Putting himself in the middle of a raging debate on the auction of broadcast spectrum, Rep. John Dingell, D-MI, a senior Democratic congressman and member of the House Energy and Commerce Committee, has cut to the chase. He has posed a series of direct questions to the FCC, including asking how many Americans will lose free over-the-air television viewing if the government auctions 40 percent of the broadcast spectrum.

Dingell presented his concerns to FCC Chairman Julius Genachowski in a public letter. All of the questions focus on the FCC’s plans to auction off up to 120MHz of television spectrum for broadband use.

Dingell said he wants access to the FCC’s Allotment Optimization Model (AOM), which has been used by the commission to determine various parameters involving the spectrum auction.

“I understand that the commission has developed an Allotment Optimization Model that has been used to investigate various scenarios for incentive auctions, including spectrum reclamation and repacking,” Dingell wrote in the letter dated June 17. “I recognize that these are investigative scenarios and may vary from results in reality, since predicted station participation may not mirror actual behavior. Nevertheless, this analysis would be as helpful to the Congress as it has been to the commission in understanding the implications and potential consequences of spectrum reclamation.”

Dingell asked Genachowski when the model would be widely available to third parties, particularly those with an in interest in the auctions. He then went on to pose other questions about the auction.

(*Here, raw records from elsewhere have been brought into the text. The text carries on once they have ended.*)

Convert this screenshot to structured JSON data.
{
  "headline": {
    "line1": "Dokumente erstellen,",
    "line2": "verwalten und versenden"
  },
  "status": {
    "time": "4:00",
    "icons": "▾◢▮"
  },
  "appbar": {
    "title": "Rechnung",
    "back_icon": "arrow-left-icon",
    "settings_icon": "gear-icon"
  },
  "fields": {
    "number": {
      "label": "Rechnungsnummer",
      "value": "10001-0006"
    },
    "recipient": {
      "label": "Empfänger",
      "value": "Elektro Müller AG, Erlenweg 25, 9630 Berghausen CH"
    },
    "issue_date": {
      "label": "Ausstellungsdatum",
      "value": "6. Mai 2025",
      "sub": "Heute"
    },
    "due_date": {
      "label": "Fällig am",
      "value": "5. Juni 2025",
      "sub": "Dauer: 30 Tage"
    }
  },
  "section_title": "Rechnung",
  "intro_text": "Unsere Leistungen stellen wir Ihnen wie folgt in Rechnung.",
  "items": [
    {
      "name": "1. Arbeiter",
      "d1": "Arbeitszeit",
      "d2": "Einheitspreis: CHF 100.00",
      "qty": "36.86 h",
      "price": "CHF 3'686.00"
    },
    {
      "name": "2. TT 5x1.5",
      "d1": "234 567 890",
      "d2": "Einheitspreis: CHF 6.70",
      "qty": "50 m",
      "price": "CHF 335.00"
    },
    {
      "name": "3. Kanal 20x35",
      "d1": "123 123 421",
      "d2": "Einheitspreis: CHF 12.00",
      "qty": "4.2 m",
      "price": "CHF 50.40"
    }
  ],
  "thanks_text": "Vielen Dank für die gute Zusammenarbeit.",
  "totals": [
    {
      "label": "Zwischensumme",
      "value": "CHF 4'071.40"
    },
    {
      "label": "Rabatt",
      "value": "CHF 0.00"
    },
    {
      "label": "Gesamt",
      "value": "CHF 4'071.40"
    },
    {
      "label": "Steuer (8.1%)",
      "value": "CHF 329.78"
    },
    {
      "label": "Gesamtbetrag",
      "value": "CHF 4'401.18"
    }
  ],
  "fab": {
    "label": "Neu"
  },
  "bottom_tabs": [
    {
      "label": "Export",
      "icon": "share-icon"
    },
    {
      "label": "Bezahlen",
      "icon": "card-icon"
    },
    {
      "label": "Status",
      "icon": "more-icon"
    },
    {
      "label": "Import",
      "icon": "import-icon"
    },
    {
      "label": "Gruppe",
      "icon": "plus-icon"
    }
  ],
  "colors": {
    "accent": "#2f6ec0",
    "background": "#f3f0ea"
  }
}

The congressman wants to know the “the general implications and impact” of reclaiming the spectrum and an analysis of redesigning 90MHz, 60MHz and 30MHz. How many stations, he asked, will have to share six MHz channels? How many stations in the Northeast corridor, the Great Lakes border region and in the San Francisco/Los Angeles area would have to share spectrum or go off the air?

Dingell wants to know how many full-power Class A and low-power stations are included in the FCC’s count? How many stations would have to move to a new channel under a “repacking” scenario? How many stations would be moved from UHF to VHF?

Dingell wants answers to all of the questions by June 27.